They’re all available from the Ontario Land Trust Alliance’s shelves to help land owners, land trusts, financial advisors, attorneys and others understand the philosophy and benefits of land protection.

Starting a Land Trust

Starting a Land Trust

Standards and Practices

Standards and Practices 2019

Standards and Practices 2005










Conservation Easements

Conservation Easements














Owned Lands

Owned Lands










A Volunteer's Manual for Land Management

 A Volunteer’s Manual for Land Management

  1. Manual Cover (692 KB) 
  2. Acknowledgements (32 KB)
  3. Section Title Pages (30 KB)
  4. Table of Contents (21 KB)
  5. Section A – Introduction (24 KB)
  6. Section B – Volunteers (242 KB)
  7. Section C – Getting on the Land (750 KB)
  8. Section D – Preparing a Management Plan (100 KB)
  9. Section E – Managing Conservation Easements (1.70 MB)

Summary (8 KB) Appendices (874 KB) References (16 KB)

Fundraising Manual
Volunteer Fact Sheet 

Volunteer Fact Sheet (318 KB) 










Land Securement Manual

Land Securement Manual

  1. Manual Cover (1.42 MB)
  2. Acknowledgements (10 KB)
  3. Section Title Pages (358 KB)
  4. Part 1 – Real Estate Basics (55 KB)
  5. Part 2 – Securement Options (155 KB)
  6. Part 3 – Securement Process (94 KB)
  7. Part 4 – Land Valuation and Taxation (110 KB)
  8. Part 5 – Land Use Planning (57 KB)
  9. Part 6 – Land Management (83 KB)
Conserving land owned by U.S. taxpayers - 'Cross-border Conservation'

Introduction to Cross-border Conservation Information Tools

U.S. taxpayers who own Canadian properties are often interested in transferring their property to the next generation of family members and permanently protecting their lands in Canada.  In both cases, conservation can be a financially valuable strategy. There are tax incentives in both countries to encourage conservation of priority natural lands. Especially notable is how conservation can reduce or eliminate Canadian capital gains taxes on transfers, including bequests. Please explore the tools provided here to learn more.

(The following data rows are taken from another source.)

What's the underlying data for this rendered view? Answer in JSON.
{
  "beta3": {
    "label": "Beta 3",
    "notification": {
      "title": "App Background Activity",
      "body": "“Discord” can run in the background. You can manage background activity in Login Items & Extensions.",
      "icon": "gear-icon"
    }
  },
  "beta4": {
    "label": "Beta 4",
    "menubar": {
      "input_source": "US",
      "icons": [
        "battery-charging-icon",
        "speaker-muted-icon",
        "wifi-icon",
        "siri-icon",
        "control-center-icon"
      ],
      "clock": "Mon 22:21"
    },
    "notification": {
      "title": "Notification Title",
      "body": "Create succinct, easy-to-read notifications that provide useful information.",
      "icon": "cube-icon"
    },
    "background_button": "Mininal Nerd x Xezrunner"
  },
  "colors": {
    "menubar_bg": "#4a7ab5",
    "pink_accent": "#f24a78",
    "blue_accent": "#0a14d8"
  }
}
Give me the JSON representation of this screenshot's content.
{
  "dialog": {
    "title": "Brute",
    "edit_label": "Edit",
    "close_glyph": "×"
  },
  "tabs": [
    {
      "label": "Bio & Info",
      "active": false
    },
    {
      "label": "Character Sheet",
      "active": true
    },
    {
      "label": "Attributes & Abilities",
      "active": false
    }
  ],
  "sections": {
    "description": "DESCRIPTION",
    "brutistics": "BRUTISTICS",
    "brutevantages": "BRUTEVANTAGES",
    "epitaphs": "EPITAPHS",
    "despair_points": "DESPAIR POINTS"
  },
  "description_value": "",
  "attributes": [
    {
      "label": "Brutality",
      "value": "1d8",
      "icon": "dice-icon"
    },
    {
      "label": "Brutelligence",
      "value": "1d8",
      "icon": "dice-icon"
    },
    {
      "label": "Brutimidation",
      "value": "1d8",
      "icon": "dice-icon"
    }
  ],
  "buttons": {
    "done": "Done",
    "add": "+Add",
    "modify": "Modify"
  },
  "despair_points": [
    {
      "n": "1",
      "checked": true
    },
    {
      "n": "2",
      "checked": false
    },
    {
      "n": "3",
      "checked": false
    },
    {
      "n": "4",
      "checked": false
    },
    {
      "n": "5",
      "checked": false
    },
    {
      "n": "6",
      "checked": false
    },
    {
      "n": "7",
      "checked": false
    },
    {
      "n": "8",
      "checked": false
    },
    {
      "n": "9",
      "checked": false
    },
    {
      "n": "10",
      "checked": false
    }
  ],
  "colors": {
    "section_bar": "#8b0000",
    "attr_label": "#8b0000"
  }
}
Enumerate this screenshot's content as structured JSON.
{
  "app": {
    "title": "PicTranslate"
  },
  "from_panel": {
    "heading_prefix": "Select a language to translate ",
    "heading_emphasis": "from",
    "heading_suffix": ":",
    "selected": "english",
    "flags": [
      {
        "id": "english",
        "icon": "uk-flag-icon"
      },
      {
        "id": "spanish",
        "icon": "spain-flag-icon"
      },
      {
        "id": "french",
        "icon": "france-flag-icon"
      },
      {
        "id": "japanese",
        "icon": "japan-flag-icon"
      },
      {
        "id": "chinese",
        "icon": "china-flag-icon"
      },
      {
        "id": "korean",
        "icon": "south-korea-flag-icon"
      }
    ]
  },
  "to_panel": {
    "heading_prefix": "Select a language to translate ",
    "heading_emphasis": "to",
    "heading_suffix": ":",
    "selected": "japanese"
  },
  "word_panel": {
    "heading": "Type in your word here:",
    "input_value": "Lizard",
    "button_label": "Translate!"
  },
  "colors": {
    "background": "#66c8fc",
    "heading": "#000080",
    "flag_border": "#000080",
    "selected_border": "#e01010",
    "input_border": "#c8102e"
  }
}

These tools touch on the key components of U.S. taxpayers’ decisions about whether, when, and how to conserve their Canadian properties. It is not intended to provide tax or legal advice. To fully understand how the tax components mentioned will have an impact on your situation, you must confer with your accountants and lawyers in the U.S. and Canada. 

The tax information provided within these tools is broadly applicable across Canada. The case studies assume that the disposition of property will be in Ontario and subject to the federal non-resident surtax rather than Ontario provincial tax. The calculations do not consider any other province’s tax regulations that may apply to a non-resident.

These tools were published in partnership by OLTA and American Friends of Canadian Land Trusts thanks to a grant from:

Incentives for U.S. Taxpayers Brochure

Cross-border Conservation Handbook